---- RECORDS SHOWN

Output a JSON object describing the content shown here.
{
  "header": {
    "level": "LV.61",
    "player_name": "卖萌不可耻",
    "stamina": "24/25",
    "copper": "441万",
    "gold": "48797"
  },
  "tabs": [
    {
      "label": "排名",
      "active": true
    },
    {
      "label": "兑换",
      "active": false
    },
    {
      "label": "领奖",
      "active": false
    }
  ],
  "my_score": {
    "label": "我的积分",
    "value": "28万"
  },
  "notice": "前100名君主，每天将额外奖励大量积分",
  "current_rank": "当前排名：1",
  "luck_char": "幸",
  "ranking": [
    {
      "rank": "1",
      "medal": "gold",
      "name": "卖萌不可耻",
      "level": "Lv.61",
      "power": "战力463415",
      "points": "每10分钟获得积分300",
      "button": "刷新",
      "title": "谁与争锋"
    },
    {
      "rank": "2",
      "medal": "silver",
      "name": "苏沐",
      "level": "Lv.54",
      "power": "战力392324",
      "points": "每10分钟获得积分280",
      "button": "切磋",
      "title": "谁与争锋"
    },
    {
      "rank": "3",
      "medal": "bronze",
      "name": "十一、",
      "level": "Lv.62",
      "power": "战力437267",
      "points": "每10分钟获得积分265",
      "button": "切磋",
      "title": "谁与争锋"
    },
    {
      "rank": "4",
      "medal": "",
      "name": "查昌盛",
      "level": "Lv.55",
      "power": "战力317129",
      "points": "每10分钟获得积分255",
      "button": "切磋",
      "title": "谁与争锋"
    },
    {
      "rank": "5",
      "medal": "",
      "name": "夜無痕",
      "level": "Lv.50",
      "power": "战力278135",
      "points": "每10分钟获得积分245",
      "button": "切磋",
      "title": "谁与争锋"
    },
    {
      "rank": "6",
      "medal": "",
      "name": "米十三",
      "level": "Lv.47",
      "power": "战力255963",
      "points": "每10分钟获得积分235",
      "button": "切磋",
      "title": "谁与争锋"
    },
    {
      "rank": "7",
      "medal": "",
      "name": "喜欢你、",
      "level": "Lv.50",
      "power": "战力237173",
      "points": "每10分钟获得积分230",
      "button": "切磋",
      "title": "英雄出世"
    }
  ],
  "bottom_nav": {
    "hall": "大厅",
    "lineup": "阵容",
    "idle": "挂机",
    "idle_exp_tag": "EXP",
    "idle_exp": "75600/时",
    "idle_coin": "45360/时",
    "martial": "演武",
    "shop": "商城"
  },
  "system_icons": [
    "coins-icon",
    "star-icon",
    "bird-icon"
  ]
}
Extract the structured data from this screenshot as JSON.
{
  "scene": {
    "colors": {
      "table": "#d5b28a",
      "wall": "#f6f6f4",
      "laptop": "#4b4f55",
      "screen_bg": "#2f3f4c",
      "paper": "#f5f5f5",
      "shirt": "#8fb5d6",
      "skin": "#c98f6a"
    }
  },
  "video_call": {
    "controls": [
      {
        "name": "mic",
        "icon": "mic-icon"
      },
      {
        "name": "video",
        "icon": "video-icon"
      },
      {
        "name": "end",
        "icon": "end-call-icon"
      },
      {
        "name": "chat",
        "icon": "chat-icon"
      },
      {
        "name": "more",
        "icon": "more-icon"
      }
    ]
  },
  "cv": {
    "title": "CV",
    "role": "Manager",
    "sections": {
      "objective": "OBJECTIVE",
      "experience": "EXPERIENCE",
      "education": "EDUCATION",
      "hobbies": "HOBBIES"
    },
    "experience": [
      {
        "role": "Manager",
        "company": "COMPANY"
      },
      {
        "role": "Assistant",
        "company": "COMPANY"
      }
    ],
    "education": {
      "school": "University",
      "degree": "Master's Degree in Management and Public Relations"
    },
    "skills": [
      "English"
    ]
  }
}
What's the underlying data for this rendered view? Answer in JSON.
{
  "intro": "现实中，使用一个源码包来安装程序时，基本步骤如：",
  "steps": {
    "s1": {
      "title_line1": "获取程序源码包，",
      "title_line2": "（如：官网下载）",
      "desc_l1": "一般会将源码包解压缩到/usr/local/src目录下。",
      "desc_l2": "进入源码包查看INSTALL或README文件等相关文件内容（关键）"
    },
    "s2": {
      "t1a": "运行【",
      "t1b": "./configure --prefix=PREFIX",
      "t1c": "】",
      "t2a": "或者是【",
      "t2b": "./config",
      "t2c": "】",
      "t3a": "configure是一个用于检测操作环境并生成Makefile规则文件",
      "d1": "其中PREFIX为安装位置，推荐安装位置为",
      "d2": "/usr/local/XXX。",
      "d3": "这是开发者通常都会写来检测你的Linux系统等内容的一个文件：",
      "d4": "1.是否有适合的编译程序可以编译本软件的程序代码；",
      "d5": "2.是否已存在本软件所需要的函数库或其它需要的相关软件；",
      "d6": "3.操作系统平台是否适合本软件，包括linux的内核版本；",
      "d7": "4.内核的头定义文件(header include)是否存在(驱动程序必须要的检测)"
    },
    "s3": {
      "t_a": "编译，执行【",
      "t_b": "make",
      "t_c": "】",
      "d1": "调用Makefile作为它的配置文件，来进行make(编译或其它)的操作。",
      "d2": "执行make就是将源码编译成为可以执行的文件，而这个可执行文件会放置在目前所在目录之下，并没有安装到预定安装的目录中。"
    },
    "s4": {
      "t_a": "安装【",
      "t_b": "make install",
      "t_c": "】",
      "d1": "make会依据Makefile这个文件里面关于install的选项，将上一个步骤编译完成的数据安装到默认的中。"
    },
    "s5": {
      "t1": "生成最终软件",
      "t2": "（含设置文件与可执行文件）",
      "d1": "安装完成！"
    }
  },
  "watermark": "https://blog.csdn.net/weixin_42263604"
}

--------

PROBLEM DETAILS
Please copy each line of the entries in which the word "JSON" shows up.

SOLUTION TO THIS TASK
Output a JSON object describing the content shown here.
Extract the structured data from this screenshot as JSON.
What's the underlying data for this rendered view? Answer in JSON.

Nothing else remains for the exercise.